AT&T is conducting a 5G network trial with an actual business customer, albeit a friendly one. The trial, which is being conducted with the help of Ericsson, is using millimeter wave (mmWave) technology over the 15 GHz and 28 GHz spectrum bands to deliver real-time camera feeds and 4K HD video to Intel’s offices in Austin, Texas.
AT&T says it is clocking network speeds of nearly 14 Gb/s using the mmWave technology.
“We’re leaving the lab and heading into the field with a real-world business customer,” said Rick Hubbard, AT&T’s senior vice president of networking product management.
AT&T envisions being able to offer 5G to deliver video content, making it a potential competitor with cable companies. “We expect speeds rivaling what we see from cable providers,” said Tom Keathley, senior vice president, wireless network architecture and design, AT&T.
When AT&T announced its $85 billion acquisition of Time Warner in late October, CEO Randall Stephenson touted the deal as a way for the company to build its content portfolio and ultimately compete with the cable companies in delivering high-speed broadband and TV services. At the time, Stephenson said that he believed the deal would drive more demand for 5G and even speed deployment.
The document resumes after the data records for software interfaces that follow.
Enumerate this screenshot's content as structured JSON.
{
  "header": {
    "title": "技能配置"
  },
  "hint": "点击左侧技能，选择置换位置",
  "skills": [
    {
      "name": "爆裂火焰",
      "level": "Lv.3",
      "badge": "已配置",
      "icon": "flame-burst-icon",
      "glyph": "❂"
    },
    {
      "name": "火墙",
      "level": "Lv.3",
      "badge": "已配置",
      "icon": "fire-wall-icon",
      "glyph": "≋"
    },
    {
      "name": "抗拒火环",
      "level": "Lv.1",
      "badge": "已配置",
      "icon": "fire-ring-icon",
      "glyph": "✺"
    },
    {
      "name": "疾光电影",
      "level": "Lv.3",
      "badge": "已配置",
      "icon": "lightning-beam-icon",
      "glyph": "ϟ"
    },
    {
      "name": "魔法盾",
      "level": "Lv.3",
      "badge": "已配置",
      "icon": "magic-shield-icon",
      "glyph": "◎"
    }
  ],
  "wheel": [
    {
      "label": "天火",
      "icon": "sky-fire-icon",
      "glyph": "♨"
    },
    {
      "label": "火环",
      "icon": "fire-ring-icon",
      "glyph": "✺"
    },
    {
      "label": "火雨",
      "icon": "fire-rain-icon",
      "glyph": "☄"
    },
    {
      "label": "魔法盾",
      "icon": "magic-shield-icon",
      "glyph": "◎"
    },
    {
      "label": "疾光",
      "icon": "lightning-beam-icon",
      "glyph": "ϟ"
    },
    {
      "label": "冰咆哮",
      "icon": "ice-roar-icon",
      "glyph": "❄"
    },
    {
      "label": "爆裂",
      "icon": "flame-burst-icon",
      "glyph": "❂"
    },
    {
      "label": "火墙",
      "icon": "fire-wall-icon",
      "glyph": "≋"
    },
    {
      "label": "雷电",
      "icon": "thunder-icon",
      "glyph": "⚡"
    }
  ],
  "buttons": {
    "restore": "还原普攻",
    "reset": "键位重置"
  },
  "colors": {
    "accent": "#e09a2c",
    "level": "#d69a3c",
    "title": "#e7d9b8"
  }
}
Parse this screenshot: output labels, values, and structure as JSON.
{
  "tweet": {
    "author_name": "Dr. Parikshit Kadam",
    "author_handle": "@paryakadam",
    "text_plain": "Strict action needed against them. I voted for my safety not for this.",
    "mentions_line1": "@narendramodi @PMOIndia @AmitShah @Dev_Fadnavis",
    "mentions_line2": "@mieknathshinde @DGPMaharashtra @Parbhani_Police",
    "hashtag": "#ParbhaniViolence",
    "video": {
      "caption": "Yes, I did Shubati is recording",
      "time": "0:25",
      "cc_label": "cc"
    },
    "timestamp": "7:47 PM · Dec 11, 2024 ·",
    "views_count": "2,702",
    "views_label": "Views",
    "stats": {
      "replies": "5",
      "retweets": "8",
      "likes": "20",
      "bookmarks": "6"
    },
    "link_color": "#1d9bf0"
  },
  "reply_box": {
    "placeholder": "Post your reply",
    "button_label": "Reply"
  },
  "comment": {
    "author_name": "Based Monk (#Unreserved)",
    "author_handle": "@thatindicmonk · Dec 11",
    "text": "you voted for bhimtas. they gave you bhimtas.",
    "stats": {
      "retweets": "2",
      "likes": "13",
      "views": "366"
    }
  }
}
AT&T’s Stephenson is expected to meet with the Senate Judiciary Committee this week to make a case for the company’s purchase of Time Warner. Lawmakers will look at antitrust concerns over the deal that combines the wireless heavyweight with Time Warner’s properties that include HBO, CNN, and Warner Bros.